◆ **What to produce**
All records are to be printed again exactly as they appear.

Element data from apps and pages:

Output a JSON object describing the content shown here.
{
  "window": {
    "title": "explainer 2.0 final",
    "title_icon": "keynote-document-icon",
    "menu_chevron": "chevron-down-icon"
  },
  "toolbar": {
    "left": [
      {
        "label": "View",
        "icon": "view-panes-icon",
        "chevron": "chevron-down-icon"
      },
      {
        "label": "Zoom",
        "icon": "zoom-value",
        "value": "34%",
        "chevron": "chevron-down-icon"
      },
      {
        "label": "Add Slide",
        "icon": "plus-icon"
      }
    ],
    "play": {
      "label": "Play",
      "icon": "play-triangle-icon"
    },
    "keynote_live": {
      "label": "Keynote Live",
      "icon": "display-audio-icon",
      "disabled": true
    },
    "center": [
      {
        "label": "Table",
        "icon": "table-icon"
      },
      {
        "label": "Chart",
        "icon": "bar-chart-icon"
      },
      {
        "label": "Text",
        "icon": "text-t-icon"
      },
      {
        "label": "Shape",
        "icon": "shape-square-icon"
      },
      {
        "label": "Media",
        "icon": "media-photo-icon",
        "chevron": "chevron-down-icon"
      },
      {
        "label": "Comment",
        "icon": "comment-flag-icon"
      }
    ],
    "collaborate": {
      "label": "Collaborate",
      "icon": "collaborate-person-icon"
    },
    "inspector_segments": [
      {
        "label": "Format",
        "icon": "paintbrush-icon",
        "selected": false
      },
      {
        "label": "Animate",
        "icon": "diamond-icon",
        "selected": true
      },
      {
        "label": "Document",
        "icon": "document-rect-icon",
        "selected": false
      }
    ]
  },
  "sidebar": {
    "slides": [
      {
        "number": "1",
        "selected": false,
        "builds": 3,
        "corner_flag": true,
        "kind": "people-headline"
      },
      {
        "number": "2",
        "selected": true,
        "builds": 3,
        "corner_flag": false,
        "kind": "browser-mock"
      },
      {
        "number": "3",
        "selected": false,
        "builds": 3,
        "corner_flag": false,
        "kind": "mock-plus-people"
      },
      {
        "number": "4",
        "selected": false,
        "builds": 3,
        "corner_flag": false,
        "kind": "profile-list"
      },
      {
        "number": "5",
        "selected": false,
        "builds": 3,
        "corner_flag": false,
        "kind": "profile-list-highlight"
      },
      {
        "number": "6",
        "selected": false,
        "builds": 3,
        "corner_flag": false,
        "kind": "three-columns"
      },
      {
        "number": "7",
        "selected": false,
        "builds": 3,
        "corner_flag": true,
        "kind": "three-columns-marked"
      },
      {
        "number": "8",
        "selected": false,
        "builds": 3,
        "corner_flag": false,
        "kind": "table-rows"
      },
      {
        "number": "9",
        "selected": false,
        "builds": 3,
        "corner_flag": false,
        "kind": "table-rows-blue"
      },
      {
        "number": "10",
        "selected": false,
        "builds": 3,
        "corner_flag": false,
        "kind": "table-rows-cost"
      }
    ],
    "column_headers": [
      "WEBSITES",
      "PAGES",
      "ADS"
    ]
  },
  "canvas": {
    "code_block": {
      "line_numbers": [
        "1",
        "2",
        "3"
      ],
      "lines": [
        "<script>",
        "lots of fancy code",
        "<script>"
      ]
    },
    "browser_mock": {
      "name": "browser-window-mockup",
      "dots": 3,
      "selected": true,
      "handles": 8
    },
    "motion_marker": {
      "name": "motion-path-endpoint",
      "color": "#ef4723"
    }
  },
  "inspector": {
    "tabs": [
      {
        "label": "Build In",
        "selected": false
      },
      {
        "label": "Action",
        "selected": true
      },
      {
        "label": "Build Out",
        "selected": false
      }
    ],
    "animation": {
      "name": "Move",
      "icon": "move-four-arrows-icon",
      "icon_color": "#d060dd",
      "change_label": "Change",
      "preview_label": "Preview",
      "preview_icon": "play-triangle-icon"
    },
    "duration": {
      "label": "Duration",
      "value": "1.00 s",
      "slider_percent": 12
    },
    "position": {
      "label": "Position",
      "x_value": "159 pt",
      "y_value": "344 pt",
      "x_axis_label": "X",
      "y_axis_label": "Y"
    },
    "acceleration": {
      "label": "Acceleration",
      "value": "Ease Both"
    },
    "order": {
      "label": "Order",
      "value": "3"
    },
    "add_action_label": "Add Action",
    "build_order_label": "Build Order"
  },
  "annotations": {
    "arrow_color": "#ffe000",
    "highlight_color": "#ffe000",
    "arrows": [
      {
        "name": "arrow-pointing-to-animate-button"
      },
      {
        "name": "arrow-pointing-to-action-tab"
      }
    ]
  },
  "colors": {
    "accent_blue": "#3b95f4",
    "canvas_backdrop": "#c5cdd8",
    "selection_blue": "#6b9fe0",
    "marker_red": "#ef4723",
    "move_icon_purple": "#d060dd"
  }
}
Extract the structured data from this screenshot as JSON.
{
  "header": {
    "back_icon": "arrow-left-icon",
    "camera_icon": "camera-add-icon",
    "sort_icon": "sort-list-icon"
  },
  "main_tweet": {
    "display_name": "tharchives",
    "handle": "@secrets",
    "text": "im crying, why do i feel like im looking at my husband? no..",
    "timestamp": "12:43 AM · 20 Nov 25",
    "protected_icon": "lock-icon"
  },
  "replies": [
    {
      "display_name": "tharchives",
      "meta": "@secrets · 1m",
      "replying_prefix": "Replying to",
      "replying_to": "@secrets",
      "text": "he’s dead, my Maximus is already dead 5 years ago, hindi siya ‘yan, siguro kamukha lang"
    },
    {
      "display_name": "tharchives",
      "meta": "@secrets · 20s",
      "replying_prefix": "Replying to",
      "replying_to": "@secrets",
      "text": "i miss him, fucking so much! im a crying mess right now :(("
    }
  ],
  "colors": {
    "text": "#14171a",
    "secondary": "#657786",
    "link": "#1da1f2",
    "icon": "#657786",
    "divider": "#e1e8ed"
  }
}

◆ **Solution to this problem**
Output a JSON object describing the content shown here.
{
  "window": {
    "title": "explainer 2.0 final",
    "title_icon": "keynote-document-icon",
    "menu_chevron": "chevron-down-icon"
  },
  "toolbar": {
    "left": [
      {
        "label": "View",
        "icon": "view-panes-icon",
        "chevron": "chevron-down-icon"
      },
      {
        "label": "Zoom",
        "icon": "zoom-value",
        "value": "34%",
        "chevron": "chevron-down-icon"
      },
      {
        "label": "Add Slide",
        "icon": "plus-icon"
      }
    ],
    "play": {
      "label": "Play",
      "icon": "play-triangle-icon"
    },
    "keynote_live": {
      "label": "Keynote Live",
      "icon": "display-audio-icon",
      "disabled": true
    },
    "center": [
      {
        "label": "Table",
        "icon": "table-icon"
      },
      {
        "label": "Chart",
        "icon": "bar-chart-icon"
      },
      {
        "label": "Text",
        "icon": "text-t-icon"
      },
      {
        "label": "Shape",
        "icon": "shape-square-icon"
      },
      {
        "label": "Media",
        "icon": "media-photo-icon",
        "chevron": "chevron-down-icon"
      },
      {
        "label": "Comment",
        "icon": "comment-flag-icon"
      }
    ],
    "collaborate": {
      "label": "Collaborate",
      "icon": "collaborate-person-icon"
    },
    "inspector_segments": [
      {
        "label": "Format",
        "icon": "paintbrush-icon",
        "selected": false
      },
      {
        "label": "Animate",
        "icon": "diamond-icon",
        "selected": true
      },
      {
        "label": "Document",
        "icon": "document-rect-icon",
        "selected": false
      }
    ]
  },
  "sidebar": {
    "slides": [
      {
        "number": "1",
        "selected": false,
        "builds": 3,
        "corner_flag": true,
        "kind": "people-headline"
      },
      {
        "number": "2",
        "selected": true,
        "builds": 3,
        "corner_flag": false,
        "kind": "browser-mock"
      },
      {
        "number": "3",
        "selected": false,
        "builds": 3,
        "corner_flag": false,
        "kind": "mock-plus-people"
      },
      {
        "number": "4",
        "selected": false,
        "builds": 3,
        "corner_flag": false,
        "kind": "profile-list"
      },
      {
        "number": "5",
        "selected": false,
        "builds": 3,
        "corner_flag": false,
        "kind": "profile-list-highlight"
      },
      {
        "number": "6",
        "selected": false,
        "builds": 3,
        "corner_flag": false,
        "kind": "three-columns"
      },
      {
        "number": "7",
        "selected": false,
        "builds": 3,
        "corner_flag": true,
        "kind": "three-columns-marked"
      },
      {
        "number": "8",
        "selected": false,
        "builds": 3,
        "corner_flag": false,
        "kind": "table-rows"
      },
      {
        "number": "9",
        "selected": false,
        "builds": 3,
        "corner_flag": false,
        "kind": "table-rows-blue"
      },
      {
        "number": "10",
        "selected": false,
        "builds": 3,
        "corner_flag": false,
        "kind": "table-rows-cost"
      }
    ],
    "column_headers": [
      "WEBSITES",
      "PAGES",
      "ADS"
    ]
  },
  "canvas": {
    "code_block": {
      "line_numbers": [
        "1",
        "2",
        "3"
      ],
      "lines": [
        "<script>",
        "lots of fancy code",
        "<script>"
      ]
    },
    "browser_mock": {
      "name": "browser-window-mockup",
      "dots": 3,
      "selected": true,
      "handles": 8
    },
    "motion_marker": {
      "name": "motion-path-endpoint",
      "color": "#ef4723"
    }
  },
  "inspector": {
    "tabs": [
      {
        "label": "Build In",
        "selected": false
      },
      {
        "label": "Action",
        "selected": true
      },
      {
        "label": "Build Out",
        "selected": false
      }
    ],
    "animation": {
      "name": "Move",
      "icon": "move-four-arrows-icon",
      "icon_color": "#d060dd",
      "change_label": "Change",
      "preview_label": "Preview",
      "preview_icon": "play-triangle-icon"
    },
    "duration": {
      "label": "Duration",
      "value": "1.00 s",
      "slider_percent": 12
    },
    "position": {
      "label": "Position",
      "x_value": "159 pt",
      "y_value": "344 pt",
      "x_axis_label": "X",
      "y_axis_label": "Y"
    },
    "acceleration": {
      "label": "Acceleration",
      "value": "Ease Both"
    },
    "order": {
      "label": "Order",
      "value": "3"
    },
    "add_action_label": "Add Action",
    "build_order_label": "Build Order"
  },
  "annotations": {
    "arrow_color": "#ffe000",
    "highlight_color": "#ffe000",
    "arrows": [
      {
        "name": "arrow-pointing-to-animate-button"
      },
      {
        "name": "arrow-pointing-to-action-tab"
      }
    ]
  },
  "colors": {
    "accent_blue": "#3b95f4",
    "canvas_backdrop": "#c5cdd8",
    "selection_blue": "#6b9fe0",
    "marker_red": "#ef4723",
    "move_icon_purple": "#d060dd"
  }
}
Extract the structured data from this screenshot as JSON.
{
  "header": {
    "back_icon": "arrow-left-icon",
    "camera_icon": "camera-add-icon",
    "sort_icon": "sort-list-icon"
  },
  "main_tweet": {
    "display_name": "tharchives",
    "handle": "@secrets",
    "text": "im crying, why do i feel like im looking at my husband? no..",
    "timestamp": "12:43 AM · 20 Nov 25",
    "protected_icon": "lock-icon"
  },
  "replies": [
    {
      "display_name": "tharchives",
      "meta": "@secrets · 1m",
      "replying_prefix": "Replying to",
      "replying_to": "@secrets",
      "text": "he’s dead, my Maximus is already dead 5 years ago, hindi siya ‘yan, siguro kamukha lang"
    },
    {
      "display_name": "tharchives",
      "meta": "@secrets · 20s",
      "replying_prefix": "Replying to",
      "replying_to": "@secrets",
      "text": "i miss him, fucking so much! im a crying mess right now :(("
    }
  ],
  "colors": {
    "text": "#14171a",
    "secondary": "#657786",
    "link": "#1da1f2",
    "icon": "#657786",
    "divider": "#e1e8ed"
  }
}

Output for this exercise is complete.